Answer from AI:
Filing a lawsuit against a government entity, such as the Kent County Sheriff’s Department in Michigan, involves specific procedures that differ from suing an individual or a private company. Here are the general steps you might take:
Understand the Basis of Your Claim
First, you need to determine the legal basis for your lawsuit. Common claims against law enforcement include civil rights violations, excessive force, false arrest, or negligence.
Comply with Notice Requirements
Before suing a government entity, you often must file a notice of claim. In Michigan, the Governmental Tort Liability Act (GTLA) requires that you provide notice of your intent to sue within a certain time frame, typically within six months of the incident.
Consult with an Attorney
It is highly recommended to consult with an attorney experienced in civil rights or government liability cases. They can help you navigate the complexities of suing a government entity and ensure that you comply with all legal requirements.
File Your Lawsuit

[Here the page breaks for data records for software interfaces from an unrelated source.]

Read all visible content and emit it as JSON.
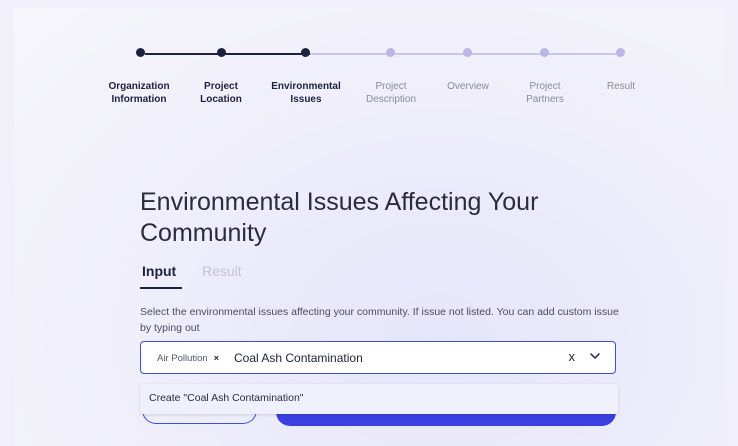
{
  "stepper": {
    "steps": [
      {
        "label": "Organization\nInformation",
        "status": "done"
      },
      {
        "label": "Project\nLocation",
        "status": "done"
      },
      {
        "label": "Environmental\nIssues",
        "status": "current"
      },
      {
        "label": "Project\nDescription",
        "status": "todo"
      },
      {
        "label": "Overview",
        "status": "todo"
      },
      {
        "label": "Project\nPartners",
        "status": "todo"
      },
      {
        "label": "Result",
        "status": "todo"
      }
    ],
    "colors": {
      "done": "#1d2140",
      "todo": "#b9b5e6"
    }
  },
  "page": {
    "title": "Environmental Issues Affecting Your Community"
  },
  "tabs": {
    "input_label": "Input",
    "result_label": "Result"
  },
  "form": {
    "help_text": "Select the environmental issues affecting your community. If issue not listed. You can add custom issue by typing out",
    "selected_chip": "Air Pollution",
    "chip_remove": "×",
    "input_value": "Coal Ash Contamination",
    "clear_symbol": "x",
    "dropdown_option": "Create \"Coal Ash Contamination\""
  },
  "colors": {
    "accent": "#3c3fe0",
    "border": "#3b4fd8",
    "text_dark": "#1d2140"
  }
}
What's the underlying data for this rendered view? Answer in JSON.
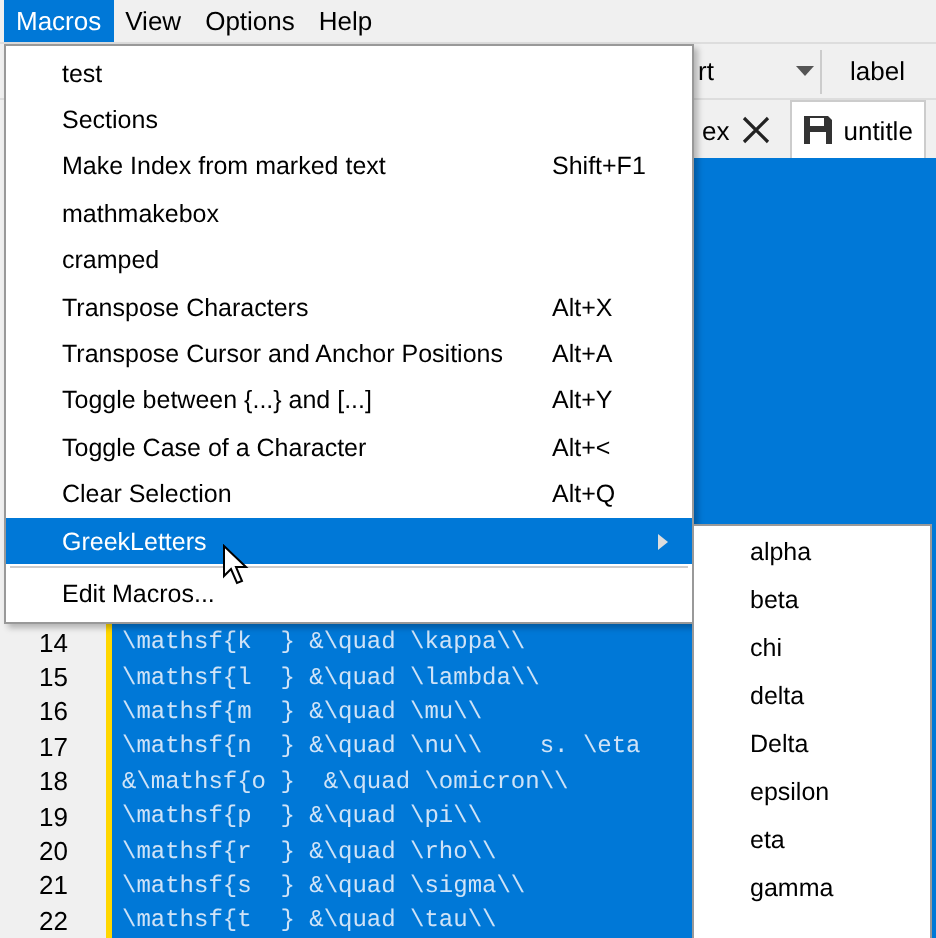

If your claim is not resolved after the notice period, you can file a lawsuit. This involves preparing a complaint that outlines your legal claims, the facts supporting those claims, and the damages you are seeking. The complaint must be filed in the appropriate court, which could be a state or federal court, depending on the nature of your claims.
Serve the Sheriff’s Department
After filing the complaint, you must serve the Sheriff’s Department with a copy of the complaint and a summons. This officially notifies them of the lawsuit.
Prepare for a Response
The Sheriff’s Department will have an opportunity to respond to your complaint, typically within 21 days. Their response could include a motion to dismiss the case, an answer to your allegations, or other legal defenses.
Engage in the Legal Process
If the case proceeds, you will enter the discovery phase, where both parties exchange evidence and information. This could lead to settlement negotiations, or the case may go to trial.
How Do I File a Lawsuit Against Michigan State Government Child Protective Services?
Suing a state government agency, such as Child Protective Services (CPS), follows a similar process but with additional considerations due to the agency’s role in child welfare.
Identify the Legal Basis
Determine the legal grounds for your lawsuit against CPS. This could involve claims of negligence, violation of your constitutional rights, or other legal issues.
Notice of Claim
Like with the Sheriff’s Department, you must comply with notice requirements under the GTLA. This involves submitting a written notice to the agency.
Seek Legal Counsel
Due to the complexity of cases involving child welfare, it is crucial to seek legal representation. An attorney can help you understand your rights and the legal standards that apply to CPS.
File the Complaint
If the issue is not resolved after the notice period, your attorney can help you file a formal complaint in the appropriate court.
Serve the Agency
You must serve CPS with the complaint and summons, following the same process as with the Sheriff’s Department.
Respond to Agency’s Defense
CPS will respond to your complaint, and you must be prepared to address their defense, which may include claims of immunity or other legal arguments.
Proceed Through the Legal System
The lawsuit will go through stages including discovery, potential settlement discussions, and possibly a trial.
For both types of lawsuits, it is important to act promptly due to strict time limits for filing claims against government entities. Missing a deadline can result in losing the right to sue.
For personalized advice and assistance, you should consult with a qualified attorney who has experience in the relevant area of law. They can provide guidance tailored to your specific situation.
For more information on the legal process and your rights, you can visit the Michigan Legal Help website, which offers resources for individuals seeking to understand and navigate the legal system.